__Description of the task__. Output the records that follow exactly as they are written.

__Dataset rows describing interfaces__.
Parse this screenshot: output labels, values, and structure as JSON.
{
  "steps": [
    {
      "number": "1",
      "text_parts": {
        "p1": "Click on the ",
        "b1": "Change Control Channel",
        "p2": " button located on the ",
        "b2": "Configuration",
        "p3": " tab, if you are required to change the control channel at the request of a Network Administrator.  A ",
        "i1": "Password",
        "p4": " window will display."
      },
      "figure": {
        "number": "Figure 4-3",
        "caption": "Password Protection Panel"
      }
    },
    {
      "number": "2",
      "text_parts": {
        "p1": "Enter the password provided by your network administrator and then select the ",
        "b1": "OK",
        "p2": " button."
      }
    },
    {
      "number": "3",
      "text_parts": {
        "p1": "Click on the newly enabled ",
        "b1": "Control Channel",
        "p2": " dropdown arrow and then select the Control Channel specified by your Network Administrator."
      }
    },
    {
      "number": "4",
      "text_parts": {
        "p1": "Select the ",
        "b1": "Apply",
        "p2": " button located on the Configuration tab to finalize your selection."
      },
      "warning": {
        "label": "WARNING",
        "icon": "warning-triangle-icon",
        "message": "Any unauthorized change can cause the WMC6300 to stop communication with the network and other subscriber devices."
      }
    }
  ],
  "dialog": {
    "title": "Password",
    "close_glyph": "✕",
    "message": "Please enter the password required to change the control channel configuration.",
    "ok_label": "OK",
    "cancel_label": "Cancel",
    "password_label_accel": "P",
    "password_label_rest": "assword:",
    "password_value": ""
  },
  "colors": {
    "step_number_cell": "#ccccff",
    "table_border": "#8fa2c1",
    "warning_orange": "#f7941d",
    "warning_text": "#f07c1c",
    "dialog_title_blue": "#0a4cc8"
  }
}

__Solution to the exercise__.
Parse this screenshot: output labels, values, and structure as JSON.
{
  "steps": [
    {
      "number": "1",
      "text_parts": {
        "p1": "Click on the ",
        "b1": "Change Control Channel",
        "p2": " button located on the ",
        "b2": "Configuration",
        "p3": " tab, if you are required to change the control channel at the request of a Network Administrator.  A ",
        "i1": "Password",
        "p4": " window will display."
      },
      "figure": {
        "number": "Figure 4-3",
        "caption": "Password Protection Panel"
      }
    },
    {
      "number": "2",
      "text_parts": {
        "p1": "Enter the password provided by your network administrator and then select the ",
        "b1": "OK",
        "p2": " button."
      }
    },
    {
      "number": "3",
      "text_parts": {
        "p1": "Click on the newly enabled ",
        "b1": "Control Channel",
        "p2": " dropdown arrow and then select the Control Channel specified by your Network Administrator."
      }
    },
    {
      "number": "4",
      "text_parts": {
        "p1": "Select the ",
        "b1": "Apply",
        "p2": " button located on the Configuration tab to finalize your selection."
      },
      "warning": {
        "label": "WARNING",
        "icon": "warning-triangle-icon",
        "message": "Any unauthorized change can cause the WMC6300 to stop communication with the network and other subscriber devices."
      }
    }
  ],
  "dialog": {
    "title": "Password",
    "close_glyph": "✕",
    "message": "Please enter the password required to change the control channel configuration.",
    "ok_label": "OK",
    "cancel_label": "Cancel",
    "password_label_accel": "P",
    "password_label_rest": "assword:",
    "password_value": ""
  },
  "colors": {
    "step_number_cell": "#ccccff",
    "table_border": "#8fa2c1",
    "warning_orange": "#f7941d",
    "warning_text": "#f07c1c",
    "dialog_title_blue": "#0a4cc8"
  }
}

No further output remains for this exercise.